Also, if any of your units are attacked while within the range of artillery, they can call for support (up to a set number of times per turn) which means that not only will an attacker be subjected to return fire from the defending unit, but also from the supporting artillery. This was a technique the US perfected in real life during the Vietnam War, and it's nice to see it brought into the game. Artillery is powerful, but not invincible though. It can be taken out by airpower, other artillery or any unit that is able to get close in to tangle.
Terrain also plays a major role in battles, because forested areas and scorching deserts slow down units. And only infantry can cross swamps and really steep slopes. Weather too plays a bit of factor, which affects line of sight.

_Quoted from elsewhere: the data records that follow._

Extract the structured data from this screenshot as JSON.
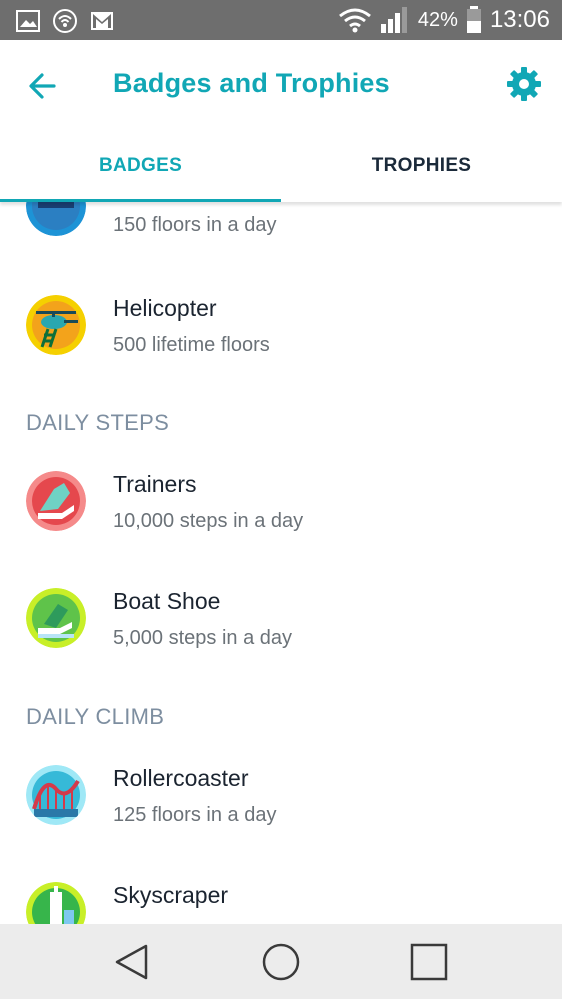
{
  "status_bar": {
    "battery": "42%",
    "time": "13:06",
    "left_icons": [
      "gallery-icon",
      "hotspot-icon",
      "gmail-icon"
    ],
    "right_icons": [
      "wifi-icon",
      "signal-icon",
      "battery-icon"
    ]
  },
  "app_bar": {
    "title": "Badges and Trophies",
    "back_icon": "arrow-left-icon",
    "settings_icon": "gear-icon"
  },
  "tabs": [
    {
      "label": "BADGES",
      "selected": true
    },
    {
      "label": "TROPHIES",
      "selected": false
    }
  ],
  "list": {
    "partial_item_top": {
      "subtitle": "150 floors in a day"
    },
    "items_group_1": [
      {
        "title": "Helicopter",
        "subtitle": "500 lifetime floors"
      }
    ],
    "sections": [
      {
        "header": "DAILY STEPS",
        "items": [
          {
            "title": "Trainers",
            "subtitle": "10,000 steps in a day"
          },
          {
            "title": "Boat Shoe",
            "subtitle": "5,000 steps in a day"
          }
        ]
      },
      {
        "header": "DAILY CLIMB",
        "items": [
          {
            "title": "Rollercoaster",
            "subtitle": "125 floors in a day"
          },
          {
            "title": "Skyscraper",
            "subtitle": ""
          }
        ]
      }
    ]
  },
  "nav_bar": {
    "icons": [
      "back-triangle-icon",
      "home-circle-icon",
      "recents-square-icon"
    ]
  },
  "colors": {
    "accent": "#11a7b5",
    "status_bar": "#6e6e6e",
    "nav_bar": "#ececec",
    "section_header": "#7d8ea0"
  }
}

Graphically, Galactic Assault looks pretty good, one of the best TBS titles I have seen. The obvious comparison here is Heroes of Might and Magic V, which is a little too cartoony for my taste. Here the terrain looks real, but alien, which I think is what the designers were going for.
Finally, although this is a turn-based title, it is not boring. While you can take as long as you like to move, the computer can zip through its turn fairly quickly, so there is not much waiting. Also, units fire at the same time, so you are not simply sitting there taking hits from the AI and waiting for your turn to punch back. Units in range of one another can normally simultaneously shoot at each other regardless of whose turn it is, and that includes artillery support fire. So there is rarely a dull moment, even as you are considering your overall strategic goals.
Galactic Assault does what turn-based games have been trying to do for a long time, which is to provide a true wargame at the strategic level, but with enough tactical excitement to keep it from becoming a simple chess match of rules and mathematics. And yet it is not as complicated as say, Hearts of Iron (the original version), so even most beginners can get into it. But the bottom line is that if you like strategy type games, there is no way you won't like Galactic Assault.
John Breeden II is the Chief Editor of GiN. While a forward thinking man he admits to a fondness for older video games. You should have seen him at Videotopia. John can be contacted at : firstname.lastname@example.org.